Angela Fleischman, MD, PhD: That’s a very interesting question and really it depends on the person in terms you had mentioned risk. So when we’re talking about risk in PV [polycythemia vera] and ET, we’re talking about the risk of thrombosis. It makes sense that if they’d had a blood clot in the past, they’re probably the type of person that’s going to be more likely to have a blood clot in the future so that brings them up to a higher risk. We also do know that people with a JAK2 mutation have a higher risk of thrombosis than somebody without a JAK2 mutation. Also, age plays a role in our risk assessment for starting treatment. Other factors—because a lot of my ET patients do happen to be younger people and may not necessarily qualify for a cytoreductive agent simply based on their classic risk factors in terms of thrombosis but are really interested in doing something proactive about their disease or may be very symptomatic from their MPN. So that’s another discussion that I have with the patients in terms of what their goals are for treatment and whether or not to start treatment with something like interferon if they are really wanting to be very proactive.

Ruben Mesa, MD: As I think about treatment, I know some of you and some other colleagues we were involved with developing the first NCCN [National Comprehensive Cancer Network] guidelines for ET. There was a lot of discussion because there’s been much discussion over the years with this disease. What’s the appropriate aggressiveness of therapy? I think where we stand at the moment is we have 2 therapies. One, that largely individuals probably benefit from aspirin particularly if they’re JAK2 mutated. There certainly is discussion that lower risk folks that are calreticulin mutated may not require aspirin, although I would only avoid aspirin in a really select few that were also quite asymptomatic. Sometimes they have erythromelalgia, headaches, other things that really may require aspirin. Those that require cytoreduction are individuals that have a higher risk of thrombotic events or have difficult symptoms that really are not managed adequately by the disease.

Our current front-line options in the U.S. include hydroxyurea that has good, randomized phase 3 data behind it in terms of its cytoreduction, and pegylated interferon is also considered an option. At the current time, it is off-label. It is used globally in many different settings; I’ve found particularly in younger individuals, women of childbearing potential and others. Then we have other backup therapies, [such as] anagrelide [Agrylin] which can also be a helpful platelet-lowering agent or even JAK inhibitors, again off-label, typically as at least second- or third-line for much more difficult cases maybe with splenomegaly, maybe with difficult symptoms.

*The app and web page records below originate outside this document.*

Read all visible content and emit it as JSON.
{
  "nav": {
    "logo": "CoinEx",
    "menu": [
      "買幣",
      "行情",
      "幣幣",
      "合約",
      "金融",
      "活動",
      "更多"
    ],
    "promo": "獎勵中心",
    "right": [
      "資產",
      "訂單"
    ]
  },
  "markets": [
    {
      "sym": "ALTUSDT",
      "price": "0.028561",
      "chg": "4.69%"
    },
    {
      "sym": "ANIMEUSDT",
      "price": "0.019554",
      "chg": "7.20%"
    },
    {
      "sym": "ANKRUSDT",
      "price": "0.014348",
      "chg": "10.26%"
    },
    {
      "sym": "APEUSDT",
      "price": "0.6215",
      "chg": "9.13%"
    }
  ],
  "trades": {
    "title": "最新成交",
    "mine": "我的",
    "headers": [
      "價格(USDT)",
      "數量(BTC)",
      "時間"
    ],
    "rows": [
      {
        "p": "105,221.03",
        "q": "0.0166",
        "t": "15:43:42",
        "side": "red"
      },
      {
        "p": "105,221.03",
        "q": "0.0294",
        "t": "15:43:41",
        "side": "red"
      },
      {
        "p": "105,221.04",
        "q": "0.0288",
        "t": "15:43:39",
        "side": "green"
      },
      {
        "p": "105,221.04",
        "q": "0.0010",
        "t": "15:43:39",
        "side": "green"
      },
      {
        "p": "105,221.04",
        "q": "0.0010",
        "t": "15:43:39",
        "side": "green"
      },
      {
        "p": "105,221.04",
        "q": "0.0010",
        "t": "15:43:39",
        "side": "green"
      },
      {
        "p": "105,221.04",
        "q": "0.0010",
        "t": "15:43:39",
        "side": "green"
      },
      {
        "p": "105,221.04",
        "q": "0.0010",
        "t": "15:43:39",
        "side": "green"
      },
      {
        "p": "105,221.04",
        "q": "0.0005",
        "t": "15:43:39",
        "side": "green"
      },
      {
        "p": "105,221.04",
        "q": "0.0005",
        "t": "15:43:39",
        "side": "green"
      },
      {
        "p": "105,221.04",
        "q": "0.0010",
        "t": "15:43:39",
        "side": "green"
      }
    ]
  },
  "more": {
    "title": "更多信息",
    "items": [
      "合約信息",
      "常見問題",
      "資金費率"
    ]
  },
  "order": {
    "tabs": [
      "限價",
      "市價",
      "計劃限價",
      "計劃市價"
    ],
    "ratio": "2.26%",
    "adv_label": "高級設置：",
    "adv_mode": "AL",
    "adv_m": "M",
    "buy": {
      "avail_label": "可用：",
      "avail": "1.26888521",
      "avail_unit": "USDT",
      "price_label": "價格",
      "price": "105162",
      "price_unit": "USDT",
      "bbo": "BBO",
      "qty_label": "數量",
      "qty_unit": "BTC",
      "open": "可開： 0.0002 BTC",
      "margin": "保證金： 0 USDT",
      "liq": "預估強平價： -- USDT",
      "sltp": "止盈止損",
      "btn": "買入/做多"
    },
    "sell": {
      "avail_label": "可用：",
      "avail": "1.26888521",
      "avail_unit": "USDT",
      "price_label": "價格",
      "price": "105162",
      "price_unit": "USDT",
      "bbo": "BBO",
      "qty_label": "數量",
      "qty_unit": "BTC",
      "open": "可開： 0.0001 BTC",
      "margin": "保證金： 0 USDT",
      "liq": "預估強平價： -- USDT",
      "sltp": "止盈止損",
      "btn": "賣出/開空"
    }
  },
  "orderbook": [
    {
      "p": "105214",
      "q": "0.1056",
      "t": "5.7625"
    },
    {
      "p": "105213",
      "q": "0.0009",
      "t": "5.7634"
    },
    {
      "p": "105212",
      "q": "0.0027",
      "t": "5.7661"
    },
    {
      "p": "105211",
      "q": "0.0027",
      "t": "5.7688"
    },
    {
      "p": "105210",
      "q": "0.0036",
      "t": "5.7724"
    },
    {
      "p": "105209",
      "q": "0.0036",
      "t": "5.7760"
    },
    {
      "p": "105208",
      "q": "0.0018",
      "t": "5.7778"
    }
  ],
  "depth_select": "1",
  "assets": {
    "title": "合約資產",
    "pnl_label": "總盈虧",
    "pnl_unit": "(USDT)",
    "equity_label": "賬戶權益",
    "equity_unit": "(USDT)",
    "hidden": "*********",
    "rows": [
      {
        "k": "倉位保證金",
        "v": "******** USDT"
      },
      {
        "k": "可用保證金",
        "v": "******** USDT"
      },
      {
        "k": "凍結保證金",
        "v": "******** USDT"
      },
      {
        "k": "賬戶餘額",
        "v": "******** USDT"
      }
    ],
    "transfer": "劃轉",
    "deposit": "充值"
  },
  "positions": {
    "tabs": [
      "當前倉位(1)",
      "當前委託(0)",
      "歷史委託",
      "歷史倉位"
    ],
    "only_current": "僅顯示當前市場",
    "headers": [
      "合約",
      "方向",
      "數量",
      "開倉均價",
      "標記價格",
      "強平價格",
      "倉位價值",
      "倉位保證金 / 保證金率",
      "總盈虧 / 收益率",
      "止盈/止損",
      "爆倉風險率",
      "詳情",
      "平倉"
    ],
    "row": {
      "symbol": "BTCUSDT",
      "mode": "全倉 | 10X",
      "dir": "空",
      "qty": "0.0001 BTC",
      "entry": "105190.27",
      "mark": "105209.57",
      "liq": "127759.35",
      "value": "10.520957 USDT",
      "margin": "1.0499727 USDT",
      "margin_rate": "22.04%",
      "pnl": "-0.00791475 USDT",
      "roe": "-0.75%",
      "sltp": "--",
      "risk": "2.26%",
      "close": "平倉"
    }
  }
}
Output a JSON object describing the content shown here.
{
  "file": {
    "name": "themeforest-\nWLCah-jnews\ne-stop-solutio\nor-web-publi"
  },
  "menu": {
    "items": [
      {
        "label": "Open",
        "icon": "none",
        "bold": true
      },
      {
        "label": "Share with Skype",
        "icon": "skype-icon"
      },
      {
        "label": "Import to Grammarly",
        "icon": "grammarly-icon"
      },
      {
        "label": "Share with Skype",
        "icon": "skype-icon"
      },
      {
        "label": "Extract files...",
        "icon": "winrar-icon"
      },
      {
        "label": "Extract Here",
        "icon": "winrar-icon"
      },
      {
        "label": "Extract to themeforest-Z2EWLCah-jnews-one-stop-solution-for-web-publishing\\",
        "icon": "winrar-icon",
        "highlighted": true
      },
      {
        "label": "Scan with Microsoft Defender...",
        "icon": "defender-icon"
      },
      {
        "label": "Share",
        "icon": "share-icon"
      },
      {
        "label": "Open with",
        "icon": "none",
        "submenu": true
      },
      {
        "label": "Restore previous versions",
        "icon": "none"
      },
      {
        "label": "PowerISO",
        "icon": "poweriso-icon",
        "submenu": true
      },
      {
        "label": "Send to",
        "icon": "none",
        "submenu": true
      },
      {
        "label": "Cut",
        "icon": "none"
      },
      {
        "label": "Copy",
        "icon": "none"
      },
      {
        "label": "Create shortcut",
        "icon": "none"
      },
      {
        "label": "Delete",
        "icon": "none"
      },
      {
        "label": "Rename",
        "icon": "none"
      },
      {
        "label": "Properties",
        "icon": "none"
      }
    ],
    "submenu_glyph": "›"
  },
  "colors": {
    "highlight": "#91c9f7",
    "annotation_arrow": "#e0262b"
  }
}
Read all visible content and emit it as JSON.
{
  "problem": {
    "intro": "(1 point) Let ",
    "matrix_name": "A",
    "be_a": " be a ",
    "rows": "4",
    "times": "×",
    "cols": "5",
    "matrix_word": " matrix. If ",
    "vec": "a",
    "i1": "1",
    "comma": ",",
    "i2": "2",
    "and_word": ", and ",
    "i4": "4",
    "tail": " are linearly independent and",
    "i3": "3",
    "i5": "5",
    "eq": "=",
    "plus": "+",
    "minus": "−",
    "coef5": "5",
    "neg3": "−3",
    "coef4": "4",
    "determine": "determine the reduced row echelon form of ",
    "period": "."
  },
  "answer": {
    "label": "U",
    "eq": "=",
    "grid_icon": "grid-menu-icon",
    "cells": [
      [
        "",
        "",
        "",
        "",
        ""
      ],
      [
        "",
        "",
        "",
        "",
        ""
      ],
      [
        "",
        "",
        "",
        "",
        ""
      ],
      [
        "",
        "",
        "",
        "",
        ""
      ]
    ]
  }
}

There are some important new options being investigated and we’ll get around [to] those as we talk about some of the updates from the 2021 ASH [American Society of Hematology] meeting including new drugs in development, such as ropeginterferon currently in a phase 3 study for ET, as well as the LSD1 [lysine-specific demethylase 1] inhibitor IMG7289. So more coming, but a few options at the current time.

This transcript has been edited for clarity.